Tech Savvy: High 

Challenges: 1) Has trouble navigating complex spreadsheets due to color perception challenges. 2) Struggles to grasp relationships between data points on spreadsheets containing large amounts of data. 

Solution: Use the Microsoft Office Accessibility tools for tips on making Excel documents accessible. 

Perspective: “I understand the end game of gathering data in my department, but these overcomplicated spreadsheets that my boss sends me every week…well, to be honest, they just slow me down. Sometimes I feel like I’m just looking at a brick wall of information, and even though she provides me with explicit instructions, I’m still not sure I understand what she wants me to do with all that data. These challenges motivate me to find improvements, but after only 8 months in this position, I don’t feel comfortable asking for help. What if my boss thinks she made a mistake hiring me?” 

Attitude about improving his data management skills: “I’d prefer to figure this out on my own, if I can. There has to be a way to gather and break down this data so that I can do my job efficiently. I hope to find a self-guided process for improving my skills in data management.” 
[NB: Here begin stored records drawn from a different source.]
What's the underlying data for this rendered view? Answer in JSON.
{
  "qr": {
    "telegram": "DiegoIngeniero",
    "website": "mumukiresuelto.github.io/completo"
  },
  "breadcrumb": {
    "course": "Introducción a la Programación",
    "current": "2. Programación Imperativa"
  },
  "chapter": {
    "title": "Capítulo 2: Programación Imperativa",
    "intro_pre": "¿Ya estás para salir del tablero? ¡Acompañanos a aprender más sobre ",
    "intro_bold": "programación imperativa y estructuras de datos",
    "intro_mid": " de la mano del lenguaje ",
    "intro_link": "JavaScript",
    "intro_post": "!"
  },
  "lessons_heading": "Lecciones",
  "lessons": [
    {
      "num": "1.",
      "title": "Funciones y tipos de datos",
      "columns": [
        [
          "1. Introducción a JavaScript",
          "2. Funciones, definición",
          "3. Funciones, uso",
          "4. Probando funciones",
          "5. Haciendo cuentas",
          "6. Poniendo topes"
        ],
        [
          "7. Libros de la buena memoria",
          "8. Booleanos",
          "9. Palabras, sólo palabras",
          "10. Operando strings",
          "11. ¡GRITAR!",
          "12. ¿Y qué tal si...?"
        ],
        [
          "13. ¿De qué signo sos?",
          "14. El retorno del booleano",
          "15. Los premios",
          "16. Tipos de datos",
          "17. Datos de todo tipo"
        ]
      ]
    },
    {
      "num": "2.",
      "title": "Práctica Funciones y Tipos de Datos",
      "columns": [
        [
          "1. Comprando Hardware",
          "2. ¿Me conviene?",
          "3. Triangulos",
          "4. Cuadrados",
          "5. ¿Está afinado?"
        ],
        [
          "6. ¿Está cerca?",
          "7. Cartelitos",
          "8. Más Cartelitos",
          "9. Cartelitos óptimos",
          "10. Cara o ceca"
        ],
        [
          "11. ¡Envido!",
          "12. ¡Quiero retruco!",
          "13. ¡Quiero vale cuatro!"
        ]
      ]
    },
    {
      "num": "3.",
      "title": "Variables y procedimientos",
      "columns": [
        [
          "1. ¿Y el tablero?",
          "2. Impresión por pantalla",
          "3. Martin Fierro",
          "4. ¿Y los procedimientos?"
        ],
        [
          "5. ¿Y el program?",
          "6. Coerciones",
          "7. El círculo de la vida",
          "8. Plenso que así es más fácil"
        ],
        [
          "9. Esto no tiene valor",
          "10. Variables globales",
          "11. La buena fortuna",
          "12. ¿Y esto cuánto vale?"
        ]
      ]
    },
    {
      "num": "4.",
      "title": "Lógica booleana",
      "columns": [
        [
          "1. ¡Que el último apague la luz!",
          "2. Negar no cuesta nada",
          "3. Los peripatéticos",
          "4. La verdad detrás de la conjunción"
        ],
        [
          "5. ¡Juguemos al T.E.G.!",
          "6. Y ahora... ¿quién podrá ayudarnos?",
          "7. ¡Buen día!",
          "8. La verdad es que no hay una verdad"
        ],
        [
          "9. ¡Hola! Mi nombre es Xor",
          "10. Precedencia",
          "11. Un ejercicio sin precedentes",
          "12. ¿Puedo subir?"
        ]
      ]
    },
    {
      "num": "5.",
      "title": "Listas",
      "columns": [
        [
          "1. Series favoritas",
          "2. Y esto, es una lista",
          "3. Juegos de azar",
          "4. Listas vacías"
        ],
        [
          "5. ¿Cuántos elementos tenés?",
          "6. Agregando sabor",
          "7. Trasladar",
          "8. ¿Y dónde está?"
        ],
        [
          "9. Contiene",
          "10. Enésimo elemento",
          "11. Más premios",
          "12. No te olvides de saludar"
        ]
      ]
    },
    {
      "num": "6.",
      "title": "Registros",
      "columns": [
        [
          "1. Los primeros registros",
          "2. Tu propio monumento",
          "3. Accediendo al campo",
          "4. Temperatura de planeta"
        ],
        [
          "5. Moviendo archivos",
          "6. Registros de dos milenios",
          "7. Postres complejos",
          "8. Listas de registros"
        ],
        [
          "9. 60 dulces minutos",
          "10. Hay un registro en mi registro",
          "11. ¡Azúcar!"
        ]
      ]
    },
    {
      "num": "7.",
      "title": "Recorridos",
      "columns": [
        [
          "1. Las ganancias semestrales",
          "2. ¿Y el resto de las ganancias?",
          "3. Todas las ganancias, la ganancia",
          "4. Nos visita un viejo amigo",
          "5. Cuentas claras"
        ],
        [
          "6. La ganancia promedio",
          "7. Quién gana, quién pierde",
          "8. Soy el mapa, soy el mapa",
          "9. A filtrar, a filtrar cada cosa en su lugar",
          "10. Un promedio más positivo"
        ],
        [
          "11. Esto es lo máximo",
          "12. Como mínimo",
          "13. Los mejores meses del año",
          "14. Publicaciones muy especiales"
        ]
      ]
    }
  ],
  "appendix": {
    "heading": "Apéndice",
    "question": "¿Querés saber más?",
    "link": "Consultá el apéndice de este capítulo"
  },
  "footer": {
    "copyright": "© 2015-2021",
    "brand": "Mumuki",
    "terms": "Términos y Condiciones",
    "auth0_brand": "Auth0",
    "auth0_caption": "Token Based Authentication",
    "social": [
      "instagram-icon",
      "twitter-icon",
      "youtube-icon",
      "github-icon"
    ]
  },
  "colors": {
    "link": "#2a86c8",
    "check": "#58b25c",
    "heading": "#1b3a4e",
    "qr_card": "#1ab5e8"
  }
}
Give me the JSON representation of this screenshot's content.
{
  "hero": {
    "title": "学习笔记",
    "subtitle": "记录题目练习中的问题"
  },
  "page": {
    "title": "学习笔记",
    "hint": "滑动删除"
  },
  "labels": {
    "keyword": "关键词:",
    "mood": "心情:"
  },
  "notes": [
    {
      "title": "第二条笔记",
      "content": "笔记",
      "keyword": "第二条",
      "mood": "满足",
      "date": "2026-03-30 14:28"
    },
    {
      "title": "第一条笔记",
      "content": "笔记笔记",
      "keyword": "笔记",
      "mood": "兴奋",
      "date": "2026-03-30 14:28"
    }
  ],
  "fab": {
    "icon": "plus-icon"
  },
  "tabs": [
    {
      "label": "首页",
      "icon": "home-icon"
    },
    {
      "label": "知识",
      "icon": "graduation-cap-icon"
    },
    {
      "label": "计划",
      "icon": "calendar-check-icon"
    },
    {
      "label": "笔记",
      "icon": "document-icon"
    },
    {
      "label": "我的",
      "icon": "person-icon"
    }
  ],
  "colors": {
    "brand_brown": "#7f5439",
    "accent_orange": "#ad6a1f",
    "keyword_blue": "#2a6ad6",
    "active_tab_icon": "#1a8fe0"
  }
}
Learning Persona #2: Katherine “Katie” Stalwart 

Woman in glasses and shoulder length hair

Age: 45 

Position: Data Analyst at the University at Buffalo (6 years) 

Tech Savvy: Medium 

Challenges: 1) With English as her second language, Katie has trouble understanding complex verbal and written instructions related to data management. 2) Despite feeling comfortable with her data management skills, Katie has received feedback suggesting that she is not reaching her goals. This represents a gap between her perceived performance and actual performance expectations from her supervisor. 

Solution: Provide hands-on, visual, and written learning resources along with coaching and interactive tools to enhance her understanding of data management processes. 

Perspective: “It’s frustrating to keep getting feedback that I’m missing my targets after feeling that I’ve got the hang of data management. I guess there’s a disconnect…and though I’m fluid in English, I wonder if some of the instructions I receive get lost in translation. I’m just not sure what’s going wrong.” 

Attitude about improving her data management skills: “I’m sure I could use some improvement in terms of how I collect and evaluate data, but I don’t know where to look or who to ask. Also, I’m very busy with a wide range of duties that I have to focus on. I’ve been here too long to have these challenges. I wish someone could help me understand what the problem is.” 



Cook, J. (2018a, January 16). Action Mapping Interview, Part 1 [Audio Podcast]. The TJ Podcast.

Cook, J. (2018b, January 19). Action Mapping Interview, Part 2 [Audio Podcast]. The TJ Podcast

ELM Learning. (2022 July 22). What is ADDIE? Your complete guide to the ADDIE model. eLearning Lab.

Malamed, C. (2020). How to use design thinking in learning experience design. The E-Learning Coach.

Stanford University. (n.d.). Design Personas: Digital Accessibility Recommendations for Interactive Designs. Office of Digital Accessibility.

Contact Me

Use this form to share feedback, ask questions, or schedule a conversation.

You can also email me directly at